For the entries that follow, produce an exact copy with no pictures in it.

**Working data:**
========================================================================

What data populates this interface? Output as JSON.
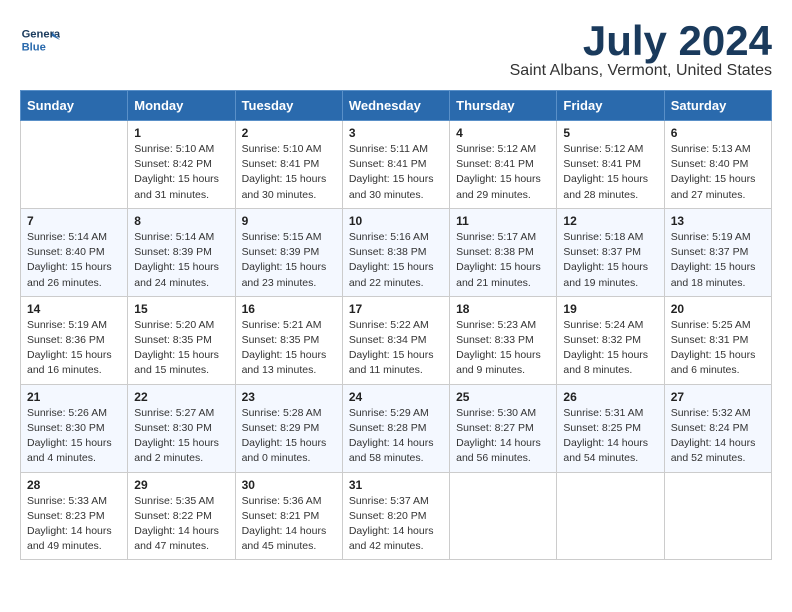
{
  "header": {
    "logo_line1": "General",
    "logo_line2": "Blue",
    "month": "July 2024",
    "location": "Saint Albans, Vermont, United States"
  },
  "weekdays": [
    "Sunday",
    "Monday",
    "Tuesday",
    "Wednesday",
    "Thursday",
    "Friday",
    "Saturday"
  ],
  "weeks": [
    [
      {
        "day": "",
        "info": ""
      },
      {
        "day": "1",
        "info": "Sunrise: 5:10 AM\nSunset: 8:42 PM\nDaylight: 15 hours\nand 31 minutes."
      },
      {
        "day": "2",
        "info": "Sunrise: 5:10 AM\nSunset: 8:41 PM\nDaylight: 15 hours\nand 30 minutes."
      },
      {
        "day": "3",
        "info": "Sunrise: 5:11 AM\nSunset: 8:41 PM\nDaylight: 15 hours\nand 30 minutes."
      },
      {
        "day": "4",
        "info": "Sunrise: 5:12 AM\nSunset: 8:41 PM\nDaylight: 15 hours\nand 29 minutes."
      },
      {
        "day": "5",
        "info": "Sunrise: 5:12 AM\nSunset: 8:41 PM\nDaylight: 15 hours\nand 28 minutes."
      },
      {
        "day": "6",
        "info": "Sunrise: 5:13 AM\nSunset: 8:40 PM\nDaylight: 15 hours\nand 27 minutes."
      }
    ],
    [
      {
        "day": "7",
        "info": "Sunrise: 5:14 AM\nSunset: 8:40 PM\nDaylight: 15 hours\nand 26 minutes."
      },
      {
        "day": "8",
        "info": "Sunrise: 5:14 AM\nSunset: 8:39 PM\nDaylight: 15 hours\nand 24 minutes."
      },
      {
        "day": "9",
        "info": "Sunrise: 5:15 AM\nSunset: 8:39 PM\nDaylight: 15 hours\nand 23 minutes."
      },
      {
        "day": "10",
        "info": "Sunrise: 5:16 AM\nSunset: 8:38 PM\nDaylight: 15 hours\nand 22 minutes."
      },
      {
        "day": "11",
        "info": "Sunrise: 5:17 AM\nSunset: 8:38 PM\nDaylight: 15 hours\nand 21 minutes."
      },
      {
        "day": "12",
        "info": "Sunrise: 5:18 AM\nSunset: 8:37 PM\nDaylight: 15 hours\nand 19 minutes."
      },
      {
        "day": "13",
        "info": "Sunrise: 5:19 AM\nSunset: 8:37 PM\nDaylight: 15 hours\nand 18 minutes."
      }
    ],
    [
      {
        "day": "14",
        "info": "Sunrise: 5:19 AM\nSunset: 8:36 PM\nDaylight: 15 hours\nand 16 minutes."
      },
      {
        "day": "15",
        "info": "Sunrise: 5:20 AM\nSunset: 8:35 PM\nDaylight: 15 hours\nand 15 minutes."
      },
      {
        "day": "16",
        "info": "Sunrise: 5:21 AM\nSunset: 8:35 PM\nDaylight: 15 hours\nand 13 minutes."
      },
      {
        "day": "17",
        "info": "Sunrise: 5:22 AM\nSunset: 8:34 PM\nDaylight: 15 hours\nand 11 minutes."
      },
      {
        "day": "18",
        "info": "Sunrise: 5:23 AM\nSunset: 8:33 PM\nDaylight: 15 hours\nand 9 minutes."
      },
      {
        "day": "19",
        "info": "Sunrise: 5:24 AM\nSunset: 8:32 PM\nDaylight: 15 hours\nand 8 minutes."
      },
      {
        "day": "20",
        "info": "Sunrise: 5:25 AM\nSunset: 8:31 PM\nDaylight: 15 hours\nand 6 minutes."
      }
    ],
    [
      {
        "day": "21",
        "info": "Sunrise: 5:26 AM\nSunset: 8:30 PM\nDaylight: 15 hours\nand 4 minutes."
      },
      {
        "day": "22",
        "info": "Sunrise: 5:27 AM\nSunset: 8:30 PM\nDaylight: 15 hours\nand 2 minutes."
      },
      {
        "day": "23",
        "info": "Sunrise: 5:28 AM\nSunset: 8:29 PM\nDaylight: 15 hours\nand 0 minutes."
      },
      {
        "day": "24",
        "info": "Sunrise: 5:29 AM\nSunset: 8:28 PM\nDaylight: 14 hours\nand 58 minutes."
      },
      {
        "day": "25",
        "info": "Sunrise: 5:30 AM\nSunset: 8:27 PM\nDaylight: 14 hours\nand 56 minutes."
      },
      {
        "day": "26",
        "info": "Sunrise: 5:31 AM\nSunset: 8:25 PM\nDaylight: 14 hours\nand 54 minutes."
      },
      {
        "day": "27",
        "info": "Sunrise: 5:32 AM\nSunset: 8:24 PM\nDaylight: 14 hours\nand 52 minutes."
      }
    ],
    [
      {
        "day": "28",
        "info": "Sunrise: 5:33 AM\nSunset: 8:23 PM\nDaylight: 14 hours\nand 49 minutes."
      },
      {
        "day": "29",
        "info": "Sunrise: 5:35 AM\nSunset: 8:22 PM\nDaylight: 14 hours\nand 47 minutes."
      },
      {
        "day": "30",
        "info": "Sunrise: 5:36 AM\nSunset: 8:21 PM\nDaylight: 14 hours\nand 45 minutes."
      },
      {
        "day": "31",
        "info": "Sunrise: 5:37 AM\nSunset: 8:20 PM\nDaylight: 14 hours\nand 42 minutes."
      },
      {
        "day": "",
        "info": ""
      },
      {
        "day": "",
        "info": ""
      },
      {
        "day": "",
        "info": ""
      }
    ]
  ]
}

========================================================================

**Final answer:**
What data populates this interface? Output as JSON.
{
  "header": {
    "logo_line1": "General",
    "logo_line2": "Blue",
    "month": "July 2024",
    "location": "Saint Albans, Vermont, United States"
  },
  "weekdays": [
    "Sunday",
    "Monday",
    "Tuesday",
    "Wednesday",
    "Thursday",
    "Friday",
    "Saturday"
  ],
  "weeks": [
    [
      {
        "day": "",
        "info": ""
      },
      {
        "day": "1",
        "info": "Sunrise: 5:10 AM\nSunset: 8:42 PM\nDaylight: 15 hours\nand 31 minutes."
      },
      {
        "day": "2",
        "info": "Sunrise: 5:10 AM\nSunset: 8:41 PM\nDaylight: 15 hours\nand 30 minutes."
      },
      {
        "day": "3",
        "info": "Sunrise: 5:11 AM\nSunset: 8:41 PM\nDaylight: 15 hours\nand 30 minutes."
      },
      {
        "day": "4",
        "info": "Sunrise: 5:12 AM\nSunset: 8:41 PM\nDaylight: 15 hours\nand 29 minutes."
      },
      {
        "day": "5",
        "info": "Sunrise: 5:12 AM\nSunset: 8:41 PM\nDaylight: 15 hours\nand 28 minutes."
      },
      {
        "day": "6",
        "info": "Sunrise: 5:13 AM\nSunset: 8:40 PM\nDaylight: 15 hours\nand 27 minutes."
      }
    ],
    [
      {
        "day": "7",
        "info": "Sunrise: 5:14 AM\nSunset: 8:40 PM\nDaylight: 15 hours\nand 26 minutes."
      },
      {
        "day": "8",
        "info": "Sunrise: 5:14 AM\nSunset: 8:39 PM\nDaylight: 15 hours\nand 24 minutes."
      },
      {
        "day": "9",
        "info": "Sunrise: 5:15 AM\nSunset: 8:39 PM\nDaylight: 15 hours\nand 23 minutes."
      },
      {
        "day": "10",
        "info": "Sunrise: 5:16 AM\nSunset: 8:38 PM\nDaylight: 15 hours\nand 22 minutes."
      },
      {
        "day": "11",
        "info": "Sunrise: 5:17 AM\nSunset: 8:38 PM\nDaylight: 15 hours\nand 21 minutes."
      },
      {
        "day": "12",
        "info": "Sunrise: 5:18 AM\nSunset: 8:37 PM\nDaylight: 15 hours\nand 19 minutes."
      },
      {
        "day": "13",
        "info": "Sunrise: 5:19 AM\nSunset: 8:37 PM\nDaylight: 15 hours\nand 18 minutes."
      }
    ],
    [
      {
        "day": "14",
        "info": "Sunrise: 5:19 AM\nSunset: 8:36 PM\nDaylight: 15 hours\nand 16 minutes."
      },
      {
        "day": "15",
        "info": "Sunrise: 5:20 AM\nSunset: 8:35 PM\nDaylight: 15 hours\nand 15 minutes."
      },
      {
        "day": "16",
        "info": "Sunrise: 5:21 AM\nSunset: 8:35 PM\nDaylight: 15 hours\nand 13 minutes."
      },
      {
        "day": "17",
        "info": "Sunrise: 5:22 AM\nSunset: 8:34 PM\nDaylight: 15 hours\nand 11 minutes."
      },
      {
        "day": "18",
        "info": "Sunrise: 5:23 AM\nSunset: 8:33 PM\nDaylight: 15 hours\nand 9 minutes."
      },
      {
        "day": "19",
        "info": "Sunrise: 5:24 AM\nSunset: 8:32 PM\nDaylight: 15 hours\nand 8 minutes."
      },
      {
        "day": "20",
        "info": "Sunrise: 5:25 AM\nSunset: 8:31 PM\nDaylight: 15 hours\nand 6 minutes."
      }
    ],
    [
      {
        "day": "21",
        "info": "Sunrise: 5:26 AM\nSunset: 8:30 PM\nDaylight: 15 hours\nand 4 minutes."
      },
      {
        "day": "22",
        "info": "Sunrise: 5:27 AM\nSunset: 8:30 PM\nDaylight: 15 hours\nand 2 minutes."
      },
      {
        "day": "23",
        "info": "Sunrise: 5:28 AM\nSunset: 8:29 PM\nDaylight: 15 hours\nand 0 minutes."
      },
      {
        "day": "24",
        "info": "Sunrise: 5:29 AM\nSunset: 8:28 PM\nDaylight: 14 hours\nand 58 minutes."
      },
      {
        "day": "25",
        "info": "Sunrise: 5:30 AM\nSunset: 8:27 PM\nDaylight: 14 hours\nand 56 minutes."
      },
      {
        "day": "26",
        "info": "Sunrise: 5:31 AM\nSunset: 8:25 PM\nDaylight: 14 hours\nand 54 minutes."
      },
      {
        "day": "27",
        "info": "Sunrise: 5:32 AM\nSunset: 8:24 PM\nDaylight: 14 hours\nand 52 minutes."
      }
    ],
    [
      {
        "day": "28",
        "info": "Sunrise: 5:33 AM\nSunset: 8:23 PM\nDaylight: 14 hours\nand 49 minutes."
      },
      {
        "day": "29",
        "info": "Sunrise: 5:35 AM\nSunset: 8:22 PM\nDaylight: 14 hours\nand 47 minutes."
      },
      {
        "day": "30",
        "info": "Sunrise: 5:36 AM\nSunset: 8:21 PM\nDaylight: 14 hours\nand 45 minutes."
      },
      {
        "day": "31",
        "info": "Sunrise: 5:37 AM\nSunset: 8:20 PM\nDaylight: 14 hours\nand 42 minutes."
      },
      {
        "day": "",
        "info": ""
      },
      {
        "day": "",
        "info": ""
      },
      {
        "day": "",
        "info": ""
      }
    ]
  ]
}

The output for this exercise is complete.